There are only four more months of this year. How are your vacation days looking? If you’re like most American employees, you probably haven’t taken a vacation yet this year. You may have so much unused paid time off (PTO) you can’t possibly take enough vacation before the end of the year.
Vacation days don’t come easy in America. We are a work culture that rarely sleeps, never unplugs, and struggles to not check emails. For these reasons and more, taking time off can be challenging. But that doesn’t mean you shouldn’t.
From your personal health to the health of your career and employer brand, there are many benefits to taking vacation days…and encouraging your employees to do the same. Here are five tips for helping you take your vacation days:
Vacation days should not be confused with sick days. While some company policies will combine all PTO days together, for the sake of this blog post, we are referring to days you voluntarily take off unrelated to illness. Planning ahead is the most effective way to guarantee you’ll take your vacation days.
Fifty-two percent of employees who set aside time each year to plan out their vacation days take all their time off. It’s easier to take time off when you’ve given plenty of notice to your manager and coworkers, and you have plenty of time to best prepare for being out of the office. Plus, planning your vacation will also give you something to look forward to --increasing your overall happiness.
It sounds simple, but making sure you take vacation days is really about prioritization. To help, think about vacation days as dollars. By not taking your vacation days, you are essentially giving money back to your employer.
It may sound counterintuitive, but your performance and advancing your career are improved by taking vacation days. According to The State of American Vacation 2017, employees who forfeit their vacation days do not perform as well as those who use all their time. They are also less likely to have been promoted within the last year or to have received a raise or bonus in the past three years.
Vacation means something different to everyone. Whether that’s traveling to an exotic destination or staying local for a stay-cation, vacations should be tailored to you and your needs. The easy vacation days to take are the ones set for you, like attending a wedding or summer family reunion. For the other times, use your vacation days the best way you see fit. That could be getting away on a trip or spending a day knocking out a personal to-do list.
This blog post was not going to include sick days, but we’re making an exception for mental health days. Mental health days are talked about with the same ambivalent, discouraging tone as vacation days. A culture of silence around mental health -- combined with an always-on work culture -- is a breeding ground for anxiety, depression, and other mental health issues. According to the National Alliance of Mental Illness, depression is the leading cause of disability in the workplace and significantly contributes to lost productivity through 2.5 absences per month.
These days are just as important as vacation days for improving your health and your ability to perform your best at work. Take a technology-free day, catch-up on sleep, or whatever it takes to feel refreshed and bring your whole self to work. Doing so could even prompt a viral response, like it did when this CEO responded to an employee’s mental health day out-of-office message.
If you’re in a leadership role, it can feel even more difficult to step away from the job, which makes it even more impactful when you do. Your company’s vacation policy and how you promote it says a lot about your company’s culture and employer brand. Does your stance towards vacation days reflect your company’s culture towards taking time off?

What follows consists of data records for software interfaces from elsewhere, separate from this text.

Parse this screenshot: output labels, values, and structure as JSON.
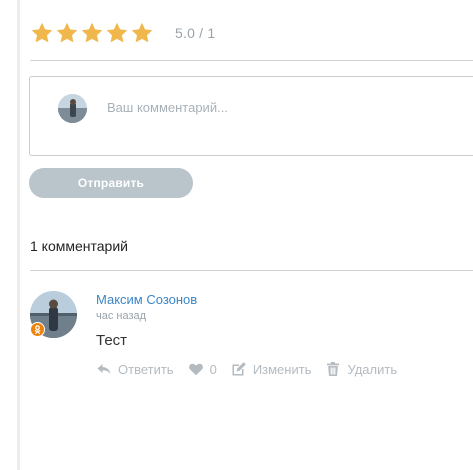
{
  "rating": {
    "stars_filled": 5,
    "stars_total": 5,
    "text": "5.0 / 1",
    "star_color": "#f0b84c"
  },
  "form": {
    "placeholder": "Ваш комментарий...",
    "submit_label": "Отправить"
  },
  "comments_count_label": "1 комментарий",
  "comment": {
    "author": "Максим Созонов",
    "time": "час назад",
    "text": "Тест",
    "actions": {
      "reply": "Ответить",
      "likes": "0",
      "edit": "Изменить",
      "delete": "Удалить"
    },
    "author_color": "#3a86c8"
  },
  "icons": [
    "star-icon",
    "reply-icon",
    "heart-icon",
    "edit-icon",
    "trash-icon",
    "odnoklassniki-icon"
  ]
}
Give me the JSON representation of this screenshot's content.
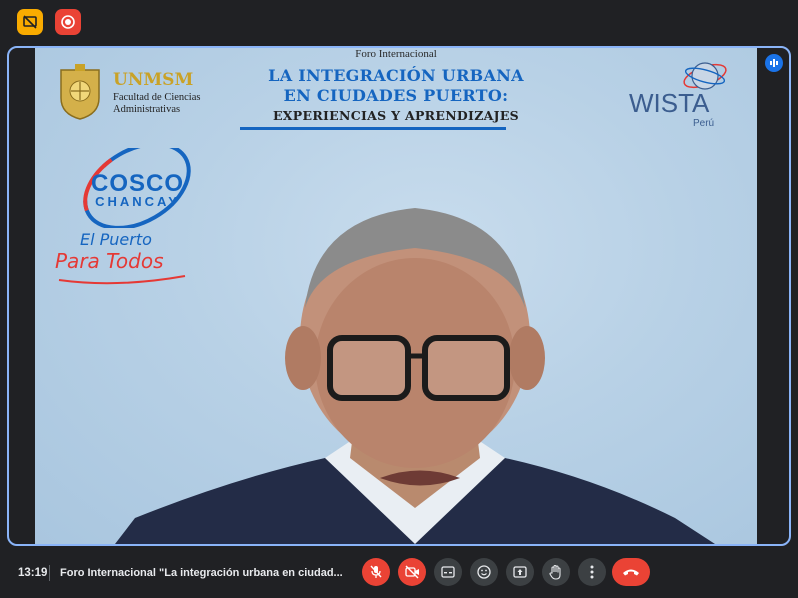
{
  "meeting": {
    "time": "13:19",
    "title": "Foro Internacional \"La integración urbana en ciudad..."
  },
  "banner": {
    "foro": "Foro Internacional",
    "title_line1": "LA INTEGRACIÓN URBANA",
    "title_line2": "EN CIUDADES PUERTO:",
    "title_line3": "EXPERIENCIAS Y APRENDIZAJES"
  },
  "unmsm": {
    "name": "UNMSM",
    "sub1": "Facultad de Ciencias",
    "sub2": "Administrativas"
  },
  "wista": {
    "name": "WISTA",
    "country": "Perú"
  },
  "cosco": {
    "word1": "COSCO",
    "word2": "CHANCAY",
    "slogan1": "El Puerto",
    "slogan2": "Para Todos"
  },
  "controls": [
    {
      "name": "microphone-off-icon",
      "state": "off"
    },
    {
      "name": "camera-off-icon",
      "state": "off"
    },
    {
      "name": "captions-icon",
      "state": "off"
    },
    {
      "name": "emoji-icon",
      "state": "off"
    },
    {
      "name": "present-icon",
      "state": "off"
    },
    {
      "name": "raise-hand-icon",
      "state": "off"
    },
    {
      "name": "more-options-icon",
      "state": "off"
    },
    {
      "name": "end-call-icon",
      "state": "end"
    }
  ],
  "colors": {
    "accent": "#8ab4f8",
    "danger": "#ea4335",
    "warning": "#f9ab00",
    "brand_blue": "#1565c0",
    "brand_red": "#e53935"
  }
}
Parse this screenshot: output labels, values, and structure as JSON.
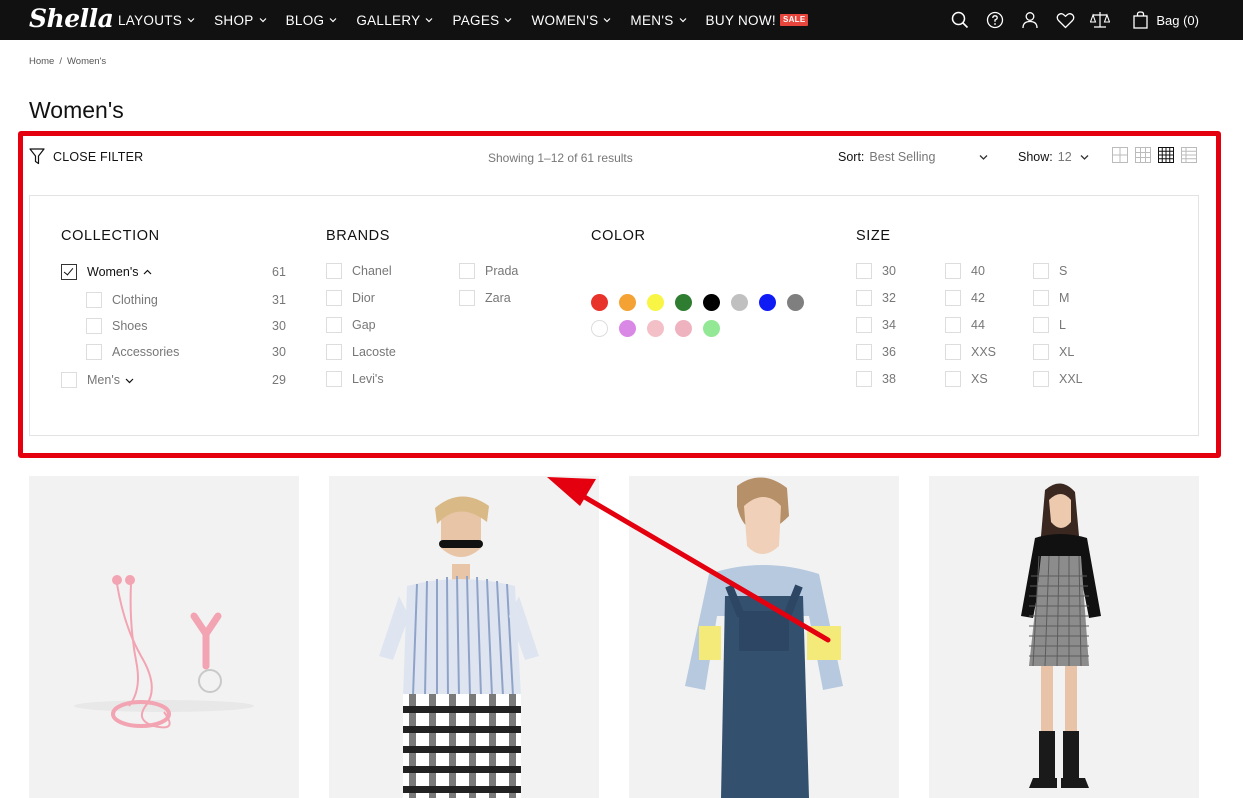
{
  "header": {
    "logo": "Shella",
    "nav": [
      {
        "label": "LAYOUTS"
      },
      {
        "label": "SHOP"
      },
      {
        "label": "BLOG"
      },
      {
        "label": "GALLERY"
      },
      {
        "label": "PAGES"
      },
      {
        "label": "WOMEN'S"
      },
      {
        "label": "MEN'S"
      },
      {
        "label": "BUY NOW!"
      }
    ],
    "sale_badge": "SALE",
    "bag_label": "Bag (0)",
    "icons": [
      "search-icon",
      "help-icon",
      "account-icon",
      "wishlist-icon",
      "compare-icon",
      "bag-icon"
    ]
  },
  "breadcrumb": {
    "home": "Home",
    "separator": "/",
    "current": "Women's"
  },
  "page_title": "Women's",
  "toolbar": {
    "close_filter": "CLOSE FILTER",
    "showing": "Showing 1–12 of 61 results",
    "sort_label": "Sort:",
    "sort_value": "Best Selling",
    "show_label": "Show:",
    "show_value": "12",
    "grid_views": [
      "grid-2-icon",
      "grid-3-icon",
      "grid-4-icon",
      "list-view-icon"
    ],
    "active_grid": "grid-4-icon"
  },
  "filters": {
    "collection": {
      "title": "COLLECTION",
      "items": [
        {
          "label": "Women's",
          "count": "61",
          "checked": true
        },
        {
          "label": "Clothing",
          "count": "31",
          "checked": false
        },
        {
          "label": "Shoes",
          "count": "30",
          "checked": false
        },
        {
          "label": "Accessories",
          "count": "30",
          "checked": false
        },
        {
          "label": "Men's",
          "count": "29",
          "checked": false
        }
      ]
    },
    "brands": {
      "title": "BRANDS",
      "items": [
        {
          "label": "Chanel"
        },
        {
          "label": "Dior"
        },
        {
          "label": "Gap"
        },
        {
          "label": "Lacoste"
        },
        {
          "label": "Levi's"
        },
        {
          "label": "Prada"
        },
        {
          "label": "Zara"
        }
      ]
    },
    "color": {
      "title": "COLOR",
      "swatches": [
        "#e8332a",
        "#f3a233",
        "#f8f545",
        "#2f7d31",
        "#000000",
        "#c0c0c0",
        "#0f1bf5",
        "#7f7f7f",
        "#ffffff",
        "#da88e6",
        "#f4c0c8",
        "#efb3bf",
        "#93e895"
      ]
    },
    "size": {
      "title": "SIZE",
      "items": [
        {
          "label": "30"
        },
        {
          "label": "32"
        },
        {
          "label": "34"
        },
        {
          "label": "36"
        },
        {
          "label": "38"
        },
        {
          "label": "40"
        },
        {
          "label": "42"
        },
        {
          "label": "44"
        },
        {
          "label": "XXS"
        },
        {
          "label": "XS"
        },
        {
          "label": "S"
        },
        {
          "label": "M"
        },
        {
          "label": "L"
        },
        {
          "label": "XL"
        },
        {
          "label": "XXL"
        }
      ]
    }
  },
  "annotation_color": "#e4000f",
  "products": [
    {
      "name": "product-earphones"
    },
    {
      "name": "product-striped-shirt"
    },
    {
      "name": "product-denim-overalls"
    },
    {
      "name": "product-checked-pinafore-dress"
    }
  ]
}
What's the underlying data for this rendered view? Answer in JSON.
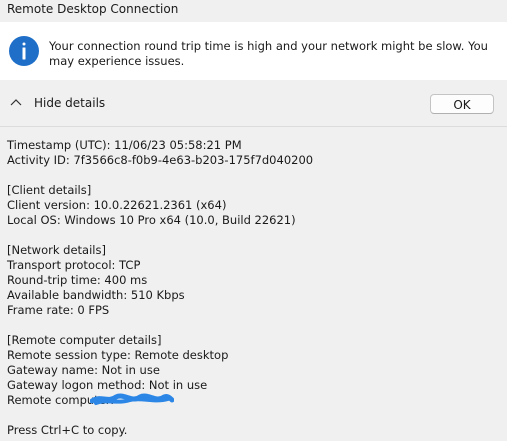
{
  "window": {
    "title": "Remote Desktop Connection"
  },
  "message": {
    "icon": "info-icon",
    "text": "Your connection round trip time is high and your network might be slow. You may experience issues."
  },
  "details_toggle": {
    "icon": "chevron-up-icon",
    "label": "Hide details"
  },
  "ok_button": {
    "label": "OK"
  },
  "details": {
    "timestamp": "Timestamp (UTC): 11/06/23 05:58:21 PM",
    "activity_id": "Activity ID: 7f3566c8-f0b9-4e63-b203-175f7d040200",
    "client_header": "[Client details]",
    "client_version": "Client version: 10.0.22621.2361 (x64)",
    "local_os": "Local OS: Windows 10 Pro x64 (10.0, Build 22621)",
    "network_header": "[Network details]",
    "transport_protocol": "Transport protocol: TCP",
    "round_trip_time": "Round-trip time: 400 ms",
    "available_bandwidth": "Available bandwidth: 510 Kbps",
    "frame_rate": "Frame rate: 0 FPS",
    "remote_header": "[Remote computer details]",
    "remote_session_type": "Remote session type: Remote desktop",
    "gateway_name": "Gateway name: Not in use",
    "gateway_logon_method": "Gateway logon method: Not in use",
    "remote_computer": "Remote computer:",
    "copy_hint": "Press Ctrl+C to copy."
  },
  "colors": {
    "accent": "#1f6fc9",
    "redaction": "#2b86e6",
    "background": "#f0f0f0",
    "message_background": "#ffffff"
  }
}
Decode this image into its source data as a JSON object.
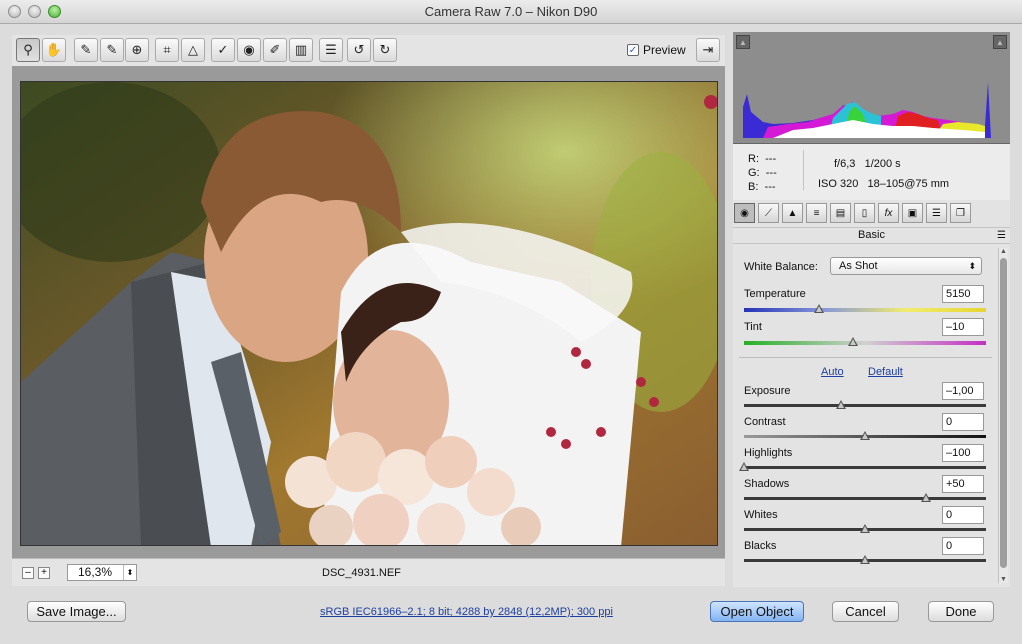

If you’re encouraging your team to take vacation days, but aren’t taking any yourself, it could be sending mixed messages. Show your employees that you value your health and the health of the company by taking your vacation days. They will follow your example!
At exaqueo, in addition to unlimited PTO, we have two built-in weeks of vacation, when,as a company, we shut down, unplug, and everyone takes time off. We call this #exaqueoPTO and it’s a policy that mirrors our company culture and values.
And while vacation perks do not make a company culture, they do reflect and amplify that culture. Encouraging your employees to take their vacation days and taking them yourself will reinforce that your organization values the health of employees and their time spent outside of the office.
What does your vacation policy say about your organization’s culture and employer brand?
If you liked this post, check out this one: Explore The Upside of Downtime: The State of American Vacation and Employee Engagement